- [Problem details]
Exact copy, pictures excluded: please retype every record below.

-.-.-

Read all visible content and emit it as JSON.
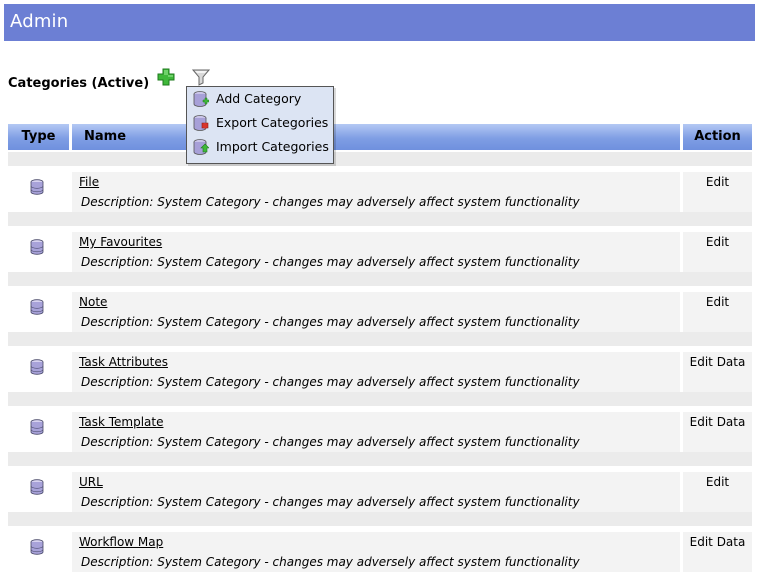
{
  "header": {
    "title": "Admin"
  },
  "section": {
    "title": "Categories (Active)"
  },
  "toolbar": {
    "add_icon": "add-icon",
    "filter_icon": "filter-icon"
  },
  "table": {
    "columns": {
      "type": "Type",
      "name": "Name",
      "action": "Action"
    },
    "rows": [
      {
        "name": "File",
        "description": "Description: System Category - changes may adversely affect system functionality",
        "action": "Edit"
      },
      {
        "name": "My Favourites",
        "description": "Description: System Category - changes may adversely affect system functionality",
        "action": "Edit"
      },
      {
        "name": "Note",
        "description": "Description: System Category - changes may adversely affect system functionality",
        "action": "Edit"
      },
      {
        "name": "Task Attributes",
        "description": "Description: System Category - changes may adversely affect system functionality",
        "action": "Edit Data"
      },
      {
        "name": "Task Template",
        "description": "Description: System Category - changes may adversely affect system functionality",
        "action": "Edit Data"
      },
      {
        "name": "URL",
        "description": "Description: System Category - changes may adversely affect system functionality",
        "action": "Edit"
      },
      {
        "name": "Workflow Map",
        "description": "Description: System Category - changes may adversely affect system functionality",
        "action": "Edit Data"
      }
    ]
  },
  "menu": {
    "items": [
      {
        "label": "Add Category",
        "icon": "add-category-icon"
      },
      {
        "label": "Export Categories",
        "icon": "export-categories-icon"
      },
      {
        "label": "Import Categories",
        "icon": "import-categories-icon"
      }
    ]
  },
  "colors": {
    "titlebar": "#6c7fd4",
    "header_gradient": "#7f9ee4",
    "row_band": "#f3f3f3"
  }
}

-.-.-

- [Exercise solution]
Read all visible content and emit it as JSON.
{
  "header": {
    "title": "Admin"
  },
  "section": {
    "title": "Categories (Active)"
  },
  "toolbar": {
    "add_icon": "add-icon",
    "filter_icon": "filter-icon"
  },
  "table": {
    "columns": {
      "type": "Type",
      "name": "Name",
      "action": "Action"
    },
    "rows": [
      {
        "name": "File",
        "description": "Description: System Category - changes may adversely affect system functionality",
        "action": "Edit"
      },
      {
        "name": "My Favourites",
        "description": "Description: System Category - changes may adversely affect system functionality",
        "action": "Edit"
      },
      {
        "name": "Note",
        "description": "Description: System Category - changes may adversely affect system functionality",
        "action": "Edit"
      },
      {
        "name": "Task Attributes",
        "description": "Description: System Category - changes may adversely affect system functionality",
        "action": "Edit Data"
      },
      {
        "name": "Task Template",
        "description": "Description: System Category - changes may adversely affect system functionality",
        "action": "Edit Data"
      },
      {
        "name": "URL",
        "description": "Description: System Category - changes may adversely affect system functionality",
        "action": "Edit"
      },
      {
        "name": "Workflow Map",
        "description": "Description: System Category - changes may adversely affect system functionality",
        "action": "Edit Data"
      }
    ]
  },
  "menu": {
    "items": [
      {
        "label": "Add Category",
        "icon": "add-category-icon"
      },
      {
        "label": "Export Categories",
        "icon": "export-categories-icon"
      },
      {
        "label": "Import Categories",
        "icon": "import-categories-icon"
      }
    ]
  },
  "colors": {
    "titlebar": "#6c7fd4",
    "header_gradient": "#7f9ee4",
    "row_band": "#f3f3f3"
  }
}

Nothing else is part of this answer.